Sensibilities changed over the years, and bibliophiles started showcasing their own interests and personalities when they had bookplates designed. Rose Wilder Lane’s bookplates show the novelist at her desk, visualizing a pioneer family. In Sylvia Plath’s bookplates, a woman reads outdoors. Sigmund Freud’s depict a sphinx posing her riddle. Greta Garbo’s bookplates feature a portrait of the starlet with her signature sweeping eyelashes.

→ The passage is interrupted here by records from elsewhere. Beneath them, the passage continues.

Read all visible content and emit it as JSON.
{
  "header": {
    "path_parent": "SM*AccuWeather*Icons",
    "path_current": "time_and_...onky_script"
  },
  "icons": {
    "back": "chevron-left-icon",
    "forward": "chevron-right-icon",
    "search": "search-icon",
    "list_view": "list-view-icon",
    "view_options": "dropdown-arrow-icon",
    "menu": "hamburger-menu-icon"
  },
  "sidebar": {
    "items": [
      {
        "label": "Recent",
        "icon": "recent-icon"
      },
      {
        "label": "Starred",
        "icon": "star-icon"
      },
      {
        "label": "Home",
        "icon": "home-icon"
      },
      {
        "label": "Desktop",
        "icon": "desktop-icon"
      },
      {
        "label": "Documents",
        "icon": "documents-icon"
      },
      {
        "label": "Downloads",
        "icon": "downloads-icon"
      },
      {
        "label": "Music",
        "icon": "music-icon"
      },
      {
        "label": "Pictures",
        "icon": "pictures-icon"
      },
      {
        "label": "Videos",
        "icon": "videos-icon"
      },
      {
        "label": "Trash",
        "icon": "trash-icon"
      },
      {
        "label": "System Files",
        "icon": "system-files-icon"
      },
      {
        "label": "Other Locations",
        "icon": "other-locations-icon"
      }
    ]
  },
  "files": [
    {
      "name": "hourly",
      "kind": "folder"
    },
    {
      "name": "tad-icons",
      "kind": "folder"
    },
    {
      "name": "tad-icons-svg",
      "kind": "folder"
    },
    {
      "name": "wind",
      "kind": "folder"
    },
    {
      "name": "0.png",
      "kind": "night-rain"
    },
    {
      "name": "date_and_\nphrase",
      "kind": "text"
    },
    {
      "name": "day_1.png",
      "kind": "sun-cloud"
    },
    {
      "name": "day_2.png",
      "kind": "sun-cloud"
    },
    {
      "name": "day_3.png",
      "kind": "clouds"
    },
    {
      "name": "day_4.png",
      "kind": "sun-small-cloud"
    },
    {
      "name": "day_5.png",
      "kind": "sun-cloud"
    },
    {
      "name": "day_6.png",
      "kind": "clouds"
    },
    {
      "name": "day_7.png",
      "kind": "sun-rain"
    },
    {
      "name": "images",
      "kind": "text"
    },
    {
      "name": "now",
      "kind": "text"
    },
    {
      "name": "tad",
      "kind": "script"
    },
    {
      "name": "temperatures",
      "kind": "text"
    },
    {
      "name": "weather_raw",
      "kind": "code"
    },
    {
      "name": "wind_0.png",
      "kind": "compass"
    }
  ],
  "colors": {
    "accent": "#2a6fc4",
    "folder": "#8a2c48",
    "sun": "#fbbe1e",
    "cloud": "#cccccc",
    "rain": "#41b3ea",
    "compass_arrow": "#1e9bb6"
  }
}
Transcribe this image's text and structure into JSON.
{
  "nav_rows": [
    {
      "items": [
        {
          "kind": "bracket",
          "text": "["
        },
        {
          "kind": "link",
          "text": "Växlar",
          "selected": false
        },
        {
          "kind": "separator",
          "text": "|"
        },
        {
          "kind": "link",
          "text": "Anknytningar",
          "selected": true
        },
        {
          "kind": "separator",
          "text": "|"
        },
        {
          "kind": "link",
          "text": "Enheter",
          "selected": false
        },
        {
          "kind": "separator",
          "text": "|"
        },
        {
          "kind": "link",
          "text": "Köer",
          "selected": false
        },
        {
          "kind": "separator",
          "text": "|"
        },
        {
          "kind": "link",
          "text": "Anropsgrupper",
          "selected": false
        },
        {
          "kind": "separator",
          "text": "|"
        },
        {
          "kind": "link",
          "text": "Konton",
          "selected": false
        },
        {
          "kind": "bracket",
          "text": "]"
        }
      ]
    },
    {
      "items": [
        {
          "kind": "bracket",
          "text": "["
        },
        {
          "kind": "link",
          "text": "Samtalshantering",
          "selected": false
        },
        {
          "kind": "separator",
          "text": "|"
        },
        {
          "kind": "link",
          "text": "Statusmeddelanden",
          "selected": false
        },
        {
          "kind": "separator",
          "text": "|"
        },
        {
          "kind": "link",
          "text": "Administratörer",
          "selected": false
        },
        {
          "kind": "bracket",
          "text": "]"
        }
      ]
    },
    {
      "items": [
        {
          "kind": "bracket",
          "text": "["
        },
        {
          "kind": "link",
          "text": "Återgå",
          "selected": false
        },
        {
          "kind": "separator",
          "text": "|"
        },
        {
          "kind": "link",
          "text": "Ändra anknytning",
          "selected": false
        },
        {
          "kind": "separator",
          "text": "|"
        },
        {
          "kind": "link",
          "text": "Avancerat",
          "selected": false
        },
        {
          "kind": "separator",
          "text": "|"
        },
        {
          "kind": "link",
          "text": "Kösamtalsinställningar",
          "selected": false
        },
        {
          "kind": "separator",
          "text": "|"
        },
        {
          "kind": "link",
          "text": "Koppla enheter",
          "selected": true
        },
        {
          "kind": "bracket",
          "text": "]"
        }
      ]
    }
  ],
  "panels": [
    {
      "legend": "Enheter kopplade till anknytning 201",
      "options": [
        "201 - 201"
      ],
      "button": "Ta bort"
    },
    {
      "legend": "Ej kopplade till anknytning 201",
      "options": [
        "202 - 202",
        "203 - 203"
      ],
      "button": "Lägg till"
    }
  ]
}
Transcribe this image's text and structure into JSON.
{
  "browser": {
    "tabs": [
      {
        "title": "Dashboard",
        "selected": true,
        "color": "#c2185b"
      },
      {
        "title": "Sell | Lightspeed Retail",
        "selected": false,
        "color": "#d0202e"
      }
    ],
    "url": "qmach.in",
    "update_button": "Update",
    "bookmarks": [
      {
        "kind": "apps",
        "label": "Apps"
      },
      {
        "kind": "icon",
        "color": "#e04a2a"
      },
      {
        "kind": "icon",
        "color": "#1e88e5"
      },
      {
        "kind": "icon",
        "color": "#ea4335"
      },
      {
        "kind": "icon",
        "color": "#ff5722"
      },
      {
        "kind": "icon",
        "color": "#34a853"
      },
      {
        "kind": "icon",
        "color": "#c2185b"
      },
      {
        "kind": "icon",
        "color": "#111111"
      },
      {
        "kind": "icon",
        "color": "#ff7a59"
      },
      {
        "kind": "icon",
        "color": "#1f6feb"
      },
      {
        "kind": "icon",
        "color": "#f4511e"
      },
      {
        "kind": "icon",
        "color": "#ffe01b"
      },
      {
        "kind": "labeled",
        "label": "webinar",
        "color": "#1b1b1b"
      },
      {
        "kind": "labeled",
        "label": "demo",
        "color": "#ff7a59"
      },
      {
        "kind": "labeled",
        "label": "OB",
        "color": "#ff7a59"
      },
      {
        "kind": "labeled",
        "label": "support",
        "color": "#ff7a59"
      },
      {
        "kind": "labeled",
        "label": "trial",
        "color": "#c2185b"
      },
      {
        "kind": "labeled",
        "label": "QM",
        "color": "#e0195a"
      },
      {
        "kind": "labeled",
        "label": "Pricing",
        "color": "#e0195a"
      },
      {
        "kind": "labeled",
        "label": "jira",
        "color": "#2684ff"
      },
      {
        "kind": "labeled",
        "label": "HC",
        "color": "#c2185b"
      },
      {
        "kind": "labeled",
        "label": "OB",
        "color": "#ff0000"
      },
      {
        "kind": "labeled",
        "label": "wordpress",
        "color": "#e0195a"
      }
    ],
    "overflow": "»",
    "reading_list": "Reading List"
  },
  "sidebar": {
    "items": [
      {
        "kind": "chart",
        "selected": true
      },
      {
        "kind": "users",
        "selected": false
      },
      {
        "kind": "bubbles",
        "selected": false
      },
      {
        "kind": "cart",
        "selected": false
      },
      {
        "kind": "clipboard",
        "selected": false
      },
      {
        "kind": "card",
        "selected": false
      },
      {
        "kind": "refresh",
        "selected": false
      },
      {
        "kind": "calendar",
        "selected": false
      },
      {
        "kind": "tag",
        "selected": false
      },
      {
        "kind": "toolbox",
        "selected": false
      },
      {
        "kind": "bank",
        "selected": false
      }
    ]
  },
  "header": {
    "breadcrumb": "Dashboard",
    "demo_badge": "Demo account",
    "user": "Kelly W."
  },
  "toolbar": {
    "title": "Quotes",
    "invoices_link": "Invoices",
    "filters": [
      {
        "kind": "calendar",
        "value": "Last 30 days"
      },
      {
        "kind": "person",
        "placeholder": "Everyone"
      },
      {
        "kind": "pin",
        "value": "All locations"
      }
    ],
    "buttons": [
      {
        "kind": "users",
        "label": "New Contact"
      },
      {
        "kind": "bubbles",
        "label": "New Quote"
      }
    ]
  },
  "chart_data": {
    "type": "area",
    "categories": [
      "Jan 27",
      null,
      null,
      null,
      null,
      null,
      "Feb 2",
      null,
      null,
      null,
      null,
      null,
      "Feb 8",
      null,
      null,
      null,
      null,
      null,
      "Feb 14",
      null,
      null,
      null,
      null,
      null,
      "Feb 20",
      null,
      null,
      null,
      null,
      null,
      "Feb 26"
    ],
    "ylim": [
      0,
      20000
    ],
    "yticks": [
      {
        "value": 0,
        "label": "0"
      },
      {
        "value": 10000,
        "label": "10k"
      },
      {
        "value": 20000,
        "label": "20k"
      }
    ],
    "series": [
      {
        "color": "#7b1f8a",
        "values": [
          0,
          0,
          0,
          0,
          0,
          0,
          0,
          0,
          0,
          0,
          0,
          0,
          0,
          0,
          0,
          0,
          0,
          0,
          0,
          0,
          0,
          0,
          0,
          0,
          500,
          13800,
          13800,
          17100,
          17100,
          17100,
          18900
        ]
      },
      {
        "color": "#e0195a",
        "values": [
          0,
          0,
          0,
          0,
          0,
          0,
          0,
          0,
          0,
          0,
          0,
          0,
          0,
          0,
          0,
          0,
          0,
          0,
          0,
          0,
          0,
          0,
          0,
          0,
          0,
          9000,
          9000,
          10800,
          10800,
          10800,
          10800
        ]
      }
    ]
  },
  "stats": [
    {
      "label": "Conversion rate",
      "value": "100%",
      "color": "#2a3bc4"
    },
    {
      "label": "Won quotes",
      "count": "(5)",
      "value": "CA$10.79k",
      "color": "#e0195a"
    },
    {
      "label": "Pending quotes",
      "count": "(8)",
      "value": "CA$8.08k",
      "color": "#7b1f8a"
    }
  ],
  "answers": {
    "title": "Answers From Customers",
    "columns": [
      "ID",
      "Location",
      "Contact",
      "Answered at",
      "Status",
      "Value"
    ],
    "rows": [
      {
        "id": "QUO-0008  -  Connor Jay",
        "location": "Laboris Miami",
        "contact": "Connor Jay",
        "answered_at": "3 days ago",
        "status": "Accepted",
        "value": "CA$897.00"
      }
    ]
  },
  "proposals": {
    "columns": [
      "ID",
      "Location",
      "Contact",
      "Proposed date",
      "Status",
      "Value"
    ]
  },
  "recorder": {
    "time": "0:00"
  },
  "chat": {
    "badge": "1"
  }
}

In college, I was hardly so sophisticated. I bought used textbooks whenever possible, crossing out previous owners’ names and scribbling in my own. But textbooks felt like business, while fiction was always a joyous escape. When one of my English department friends had her first child, I ordered a set of color-drenched bookplates customized with her baby’s name and a tiny fairy in a garden.

My own daughters came years later, a scant fourteen months apart. I barely had time to shower, let alone read, as the toddler years tore through our house. But children grow, and in due time they stopped gumming board books. Their shelves filled in with Beatrix Potter and Winnie the Pooh, Fancy Nancy and The Wonderful Wizard of Oz. I hunted through thrift stores for unusual vintage titles.

My four- and five-year-olds were by my side one day when, books already in the shopping cart, I paused to look through a shelf of craft supplies. I snatched a rubber stamp, my eyes bugging out at our good luck. “From the Library of:” floated across the bottom in elegant script, with a dotted line ready for personalization. A Pegasus reared up in the foreground. Billowing clouds marked the path to a fairy-tale castle, and stars shone overhead.

“This is very special,” I told my girls. “We can stamp this inside your books, write your names, and everyone will know they belong to you.” I’d write their names across the known and imagined universe, given half the chance. The worlds I’d loved, signed over like so many deeds in indelible, archival ink. Ex Libris, little readers. I claim these books in your name.

Cara Giles is a fantasy writer living in southern Utah with her husband and daughters. In between library visits, she’s penning new stories to share. Follow artist Alice Cao on Instagram @alicecaoillustration.


Spring Book Lovers Cover by Enchanted Living MagazineEnchanted Living is a quarterly print magazine that celebrates all things enchanted. 
Subscribe now and begin with our Spring Book Lovers issue!
Previous articleSylvie Facon’s Couturier Book Dresses – Volumes of Time’s Passing
Next articleThe Art of Fore-Edge Painting